Noam Dar vs. Rich Swann: The addition of Sasha Banks at ringside along with Alicia Fox made this feel fresher than the average cruiserweight match on Raw. It says a lot about the state of the cruiserweight division that adding a poorly booked wrestler from the women’s division makes a match feel more important than it would have without her. Here’s hoping that the announcement of Sasha appearing on 205 Live is a sign that WWE realizes they need to spice up the show somehow.
Austin Aries and Jack Gallagher vs. Neville and TJP: A minor Hit for the finish of the challenger forcing the champion to submit heading into their submission match at Extreme Rules. That said, it’s time to shake up this top four mix. We’ve seen this tag match before along with the various combinations of the two babyfaces working against the two heels in singles matches.
“The Drifter” Elias Samson vs. Zac Evans: It was wise to give Samson a squash match win and hopefully this won’t be the last one. The squash format gives him a chance to establish his moveset for the casual WWE viewers who didn’t see him or didn’t see much of him in NXT.

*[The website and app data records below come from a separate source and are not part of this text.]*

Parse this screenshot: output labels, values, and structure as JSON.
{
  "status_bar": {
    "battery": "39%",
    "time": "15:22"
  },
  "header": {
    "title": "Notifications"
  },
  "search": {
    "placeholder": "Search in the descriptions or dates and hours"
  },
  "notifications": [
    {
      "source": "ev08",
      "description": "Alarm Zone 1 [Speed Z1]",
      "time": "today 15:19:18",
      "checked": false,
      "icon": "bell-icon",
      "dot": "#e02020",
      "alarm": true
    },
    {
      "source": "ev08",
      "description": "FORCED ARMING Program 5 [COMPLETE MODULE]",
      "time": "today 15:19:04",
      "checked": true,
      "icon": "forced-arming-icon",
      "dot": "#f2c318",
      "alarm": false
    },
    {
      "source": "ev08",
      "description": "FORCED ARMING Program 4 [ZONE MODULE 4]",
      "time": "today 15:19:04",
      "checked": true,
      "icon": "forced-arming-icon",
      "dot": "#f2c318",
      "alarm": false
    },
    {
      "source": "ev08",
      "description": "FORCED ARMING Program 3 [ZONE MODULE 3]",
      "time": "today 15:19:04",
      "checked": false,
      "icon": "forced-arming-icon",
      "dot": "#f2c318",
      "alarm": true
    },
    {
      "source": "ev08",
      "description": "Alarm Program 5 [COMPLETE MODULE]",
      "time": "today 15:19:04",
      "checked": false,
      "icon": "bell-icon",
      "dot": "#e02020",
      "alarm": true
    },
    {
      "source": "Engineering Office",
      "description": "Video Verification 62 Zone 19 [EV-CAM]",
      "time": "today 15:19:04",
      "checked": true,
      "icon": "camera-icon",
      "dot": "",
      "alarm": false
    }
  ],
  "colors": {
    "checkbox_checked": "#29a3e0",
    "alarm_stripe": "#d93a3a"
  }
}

WWE Raw Misses
Extreme Rules go-home show: Raw featured some good in-ring action, but nothing really moved me when it came to my interest level in the pay-per-view. WWE did a much better job of building up the five-way main event on previous shows and the most effective push actually came during the initial announcement of the match via the graphics that showed each wrestler as a potential challenger for Brock Lesnar.
Bayley, This Is Your Life with Alexa Bliss: A dreadful segment with no comedic value whatsoever. The original Rock and Mick Foley version featured two characters who were ridiculously over. Foley’s lovable presentation was a riot, and the uncertainty of how Rock would respond made for compelling viewing. Nothing about this segment came close to packing the same punch. Alexa is a gifted talker and she did the best she could with this mess, but the premise was flawed and her guests from Bayley’s past were written in such a silly manner than none of their stories came off as believable. They keep bringing up Bayley’s relationship with her father, but it’s not like Raw viewers have even been introduced to him or his relationship with his daughter. WWE continues to have Bliss and the broadcast team push the question of whether Bayley will get extreme. She answered the question in my mind when she asked for the match despite Kurt Angle offering her an out.
Enzo Amore and Kurt Angle drama: Enzo has been laid out two weeks in a row by a mystery person or persons. Meanwhile, Corey Graves showed Angle something that made made him fear for his job security and personal reputation. Is it all one story or completely different stories? Meanwhile, Graves simply stated on commentary that he knew Big Cass checked out the footage that showed The Revival in the building last week. It seemed like a harmless comment, yet Booker T awkwardly asked him to elaborate. I was ready to chalk this up as a Booker T moment, but then angry Big Cass came out and demanded an explanation from Graves before awkwardly shaking his hand. I enjoy a good whodunit, but not when the presentation is this confusing.
Kalisto vs. Titus O’Neil: Does anyone really feel bad for a babyface when he’s pinned in under a minute even if the heel is holding his tights? The Titus Brand saga is getting Titus some television time, but I have yet to see how it benefits Kalisto or Crews in any way.